It was on Duke where Phil Collins’ presence became more apparent. I think Invisible Touch was the group’s undisputed masterpiece. It’s an epic meditation on intangibility. At the same time, it deepens and enriches the meaning of the preceding…
The current anesthetic of choice, propofol, has been difficult to obtain because of its own production difficulties. That, in turn, has revived the demand for out-of-favor anesthesia drugs like thiopental sodium, ketamine and etomidate, which have become scarce.
To insure some supply in the country, the Food and Drug Administration waived its usual review to allow the importation of propofol from Europe. Propofol is the anesthetic implicated last year in the overdose death of the singer Michael Jackson.
Anesthesiologists also are concerned about the growing scarcity of a muscle relaxant called succinylcholine that is used to insert emergency breathing tubes. There is no alternate drug.
This was really quite surprising to me because we use propofol so often at work.
The last part of the quote talks about succinylcholine (we just call it sux) from which patients can have a rare reaction called malignant hyperthermia. The point I’m trying to make is for people who are prone to having such a reaction, they use a different induction agent. What I mean to say is that I believe there is an alternate drug, because they have to use something when patients are allergic to sux.
“Simon admitted to feeling a “vague sense of guilt” about it since he receives plenty of money already, but he also believes the award will ease things considerably in his next pitch session, when he can pretty much walk in and say he plans to do a show composed entirely of Dr. John concert footage, then quell any network hesitation by slapping his “I’m A MacArthur Genius” certificate on the table and pointedly clearing his throat.”—David Simon is a genius, according to the MacArthur Foundation | TV | Newswire | The A.V. Club
“And what do you think? Gay soldiers are getting something out of the deal? ‘Hey I’m totally gaming the system. All I gotta do is go to Afghanistan for 18 months where a bunch of people are going to try and kill me, but on the plus side, I might just catch a glimpse of some dude’s weiner in the shower. Really.”—Amy Poehler “Really” (via tlmonahan)
“My heart breaks for the pain and torment you went through, Billy Lucas,” a reader wrote after I posted about Billy Lucas to my blog. “I wish I could have told you that things get better.”
I had the same reaction: I wish I could have talked to this kid for five minutes. I wish I could have told Billy that it gets better.
I wish I could have told him that, however bad things were, however isolated and alone he was, it gets better.
But gay adults aren’t allowed to talk to these kids. Schools and churches don’t bring us in to talk to teenagers who are being bullied. Many of these kids have homophobic parents who believe that they can prevent their gay children from growing up to be gay—or from ever coming out—by depriving them of information, resources, and positive role models.

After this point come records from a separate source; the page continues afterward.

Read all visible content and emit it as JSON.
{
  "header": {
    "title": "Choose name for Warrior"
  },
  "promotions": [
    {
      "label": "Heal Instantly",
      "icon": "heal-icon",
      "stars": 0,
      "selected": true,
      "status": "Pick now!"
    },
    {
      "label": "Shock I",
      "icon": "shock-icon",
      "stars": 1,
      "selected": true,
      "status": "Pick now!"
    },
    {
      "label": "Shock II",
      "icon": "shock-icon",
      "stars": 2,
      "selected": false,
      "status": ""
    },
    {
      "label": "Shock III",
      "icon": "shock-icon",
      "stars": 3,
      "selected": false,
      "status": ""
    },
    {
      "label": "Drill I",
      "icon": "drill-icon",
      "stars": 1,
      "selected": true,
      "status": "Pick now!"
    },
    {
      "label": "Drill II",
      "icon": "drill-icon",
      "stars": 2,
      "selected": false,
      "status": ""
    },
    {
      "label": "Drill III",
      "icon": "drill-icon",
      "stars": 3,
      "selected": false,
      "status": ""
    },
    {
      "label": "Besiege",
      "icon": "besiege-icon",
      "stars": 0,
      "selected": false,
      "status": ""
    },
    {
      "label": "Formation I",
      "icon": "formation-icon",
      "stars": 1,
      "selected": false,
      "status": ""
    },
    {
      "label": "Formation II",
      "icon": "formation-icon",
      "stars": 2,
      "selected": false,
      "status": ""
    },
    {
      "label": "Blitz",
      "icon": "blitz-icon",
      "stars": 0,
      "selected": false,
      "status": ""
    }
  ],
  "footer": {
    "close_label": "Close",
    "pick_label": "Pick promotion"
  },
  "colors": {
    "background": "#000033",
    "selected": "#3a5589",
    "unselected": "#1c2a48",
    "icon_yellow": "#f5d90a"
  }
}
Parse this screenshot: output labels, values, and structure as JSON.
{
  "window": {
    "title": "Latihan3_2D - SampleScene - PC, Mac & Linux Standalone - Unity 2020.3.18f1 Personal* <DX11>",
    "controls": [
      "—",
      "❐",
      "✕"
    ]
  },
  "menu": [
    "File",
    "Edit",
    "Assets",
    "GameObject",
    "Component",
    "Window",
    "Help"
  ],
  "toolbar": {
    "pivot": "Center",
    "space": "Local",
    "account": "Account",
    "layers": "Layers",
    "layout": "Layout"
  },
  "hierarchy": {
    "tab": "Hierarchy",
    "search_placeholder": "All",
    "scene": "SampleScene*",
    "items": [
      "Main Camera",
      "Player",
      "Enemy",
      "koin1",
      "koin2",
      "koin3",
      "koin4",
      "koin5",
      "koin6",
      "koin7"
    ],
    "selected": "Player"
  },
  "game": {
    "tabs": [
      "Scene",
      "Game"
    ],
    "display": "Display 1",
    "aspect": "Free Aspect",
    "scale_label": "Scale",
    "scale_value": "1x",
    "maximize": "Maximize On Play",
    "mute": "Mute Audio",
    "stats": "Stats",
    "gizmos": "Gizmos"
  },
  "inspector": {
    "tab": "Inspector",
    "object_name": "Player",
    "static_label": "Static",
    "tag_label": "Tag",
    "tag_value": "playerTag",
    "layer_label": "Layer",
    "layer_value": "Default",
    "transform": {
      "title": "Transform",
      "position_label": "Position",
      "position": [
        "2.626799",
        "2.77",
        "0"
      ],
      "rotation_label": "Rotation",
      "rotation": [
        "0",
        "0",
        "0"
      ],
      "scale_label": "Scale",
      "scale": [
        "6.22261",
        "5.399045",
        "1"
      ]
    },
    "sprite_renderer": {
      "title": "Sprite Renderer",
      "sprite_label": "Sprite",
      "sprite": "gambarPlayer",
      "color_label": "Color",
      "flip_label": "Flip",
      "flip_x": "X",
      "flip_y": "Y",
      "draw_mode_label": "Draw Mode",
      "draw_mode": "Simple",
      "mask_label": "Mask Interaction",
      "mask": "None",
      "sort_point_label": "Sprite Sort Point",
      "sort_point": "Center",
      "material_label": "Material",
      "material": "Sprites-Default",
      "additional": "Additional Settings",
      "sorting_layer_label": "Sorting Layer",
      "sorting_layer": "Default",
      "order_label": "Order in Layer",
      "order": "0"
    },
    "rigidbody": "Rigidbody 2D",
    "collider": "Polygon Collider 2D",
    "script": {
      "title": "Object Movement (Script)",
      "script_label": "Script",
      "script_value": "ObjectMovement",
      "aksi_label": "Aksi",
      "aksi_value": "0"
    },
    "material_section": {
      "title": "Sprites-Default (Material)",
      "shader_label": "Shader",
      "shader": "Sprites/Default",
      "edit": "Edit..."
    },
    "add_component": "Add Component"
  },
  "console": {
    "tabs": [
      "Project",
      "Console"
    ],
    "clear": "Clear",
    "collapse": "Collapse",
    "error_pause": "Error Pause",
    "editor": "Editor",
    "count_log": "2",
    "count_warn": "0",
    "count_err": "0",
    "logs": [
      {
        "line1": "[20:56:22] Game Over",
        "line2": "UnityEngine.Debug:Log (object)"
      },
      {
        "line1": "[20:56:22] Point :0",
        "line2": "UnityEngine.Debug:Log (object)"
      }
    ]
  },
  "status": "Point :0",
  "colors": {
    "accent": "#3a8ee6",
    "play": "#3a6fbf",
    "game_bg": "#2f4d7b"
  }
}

Why are we waiting for permission to talk to these kids? We have the ability to talk directly to them right now. We don’t have to wait for permission to let them know that it gets better. We can reach these kids.
So here’s what you can do, GBVWS: Make a video. Tell them it gets better.
I’ve launched a channel on YouTube to host these videos. My normally camera-shy husband and I already posted one. We both went to Christian schools, and we were both bullied—he had it a lot worse than I did—and we are living proof that it gets better. We don’t dwell too much on the past. Instead, we talk mostly about all the meaningful things in our lives now—our families, our friends (gay and straight), the places we’ve gone and things we’ve experienced—that we would’ve missed out on if we’d killed ourselves then.
“It isn’t that to have an honorable relationship with you, I have to understand everything, or tell you everything at once, or that I can know, beforehand, everything I need to tell you. It means that most of the time I am eager, longing for the possibility of telling you. That these possibilities may seem frightening, but not destructive, to me. That I feel strong enough to hear your tentative and groping words. That we both know we are trying, all the time, to extend the possibilities of truth between us. The possibility of life between us.”—Adrienne Rich via [Autostraddle — Gays and Honor: Some Truths About Lying]
“With his costume changes, arch piano playing and desire to shock — yes, he played Radio City Music Hall in red, white and blue hot pants and knee-high boots, which you can see in all its garish glory if you hurry — Liberace was Lady Gaga before Stefani Germanotta was even born.”—
Had I known this was in Vegas, I’d’ve gone when I went to visit back in May. I don’t know his music and haven’t seen him perform, but he strikes me as awesome and tragic. Plus he was from Wisconsin, and that counts for something.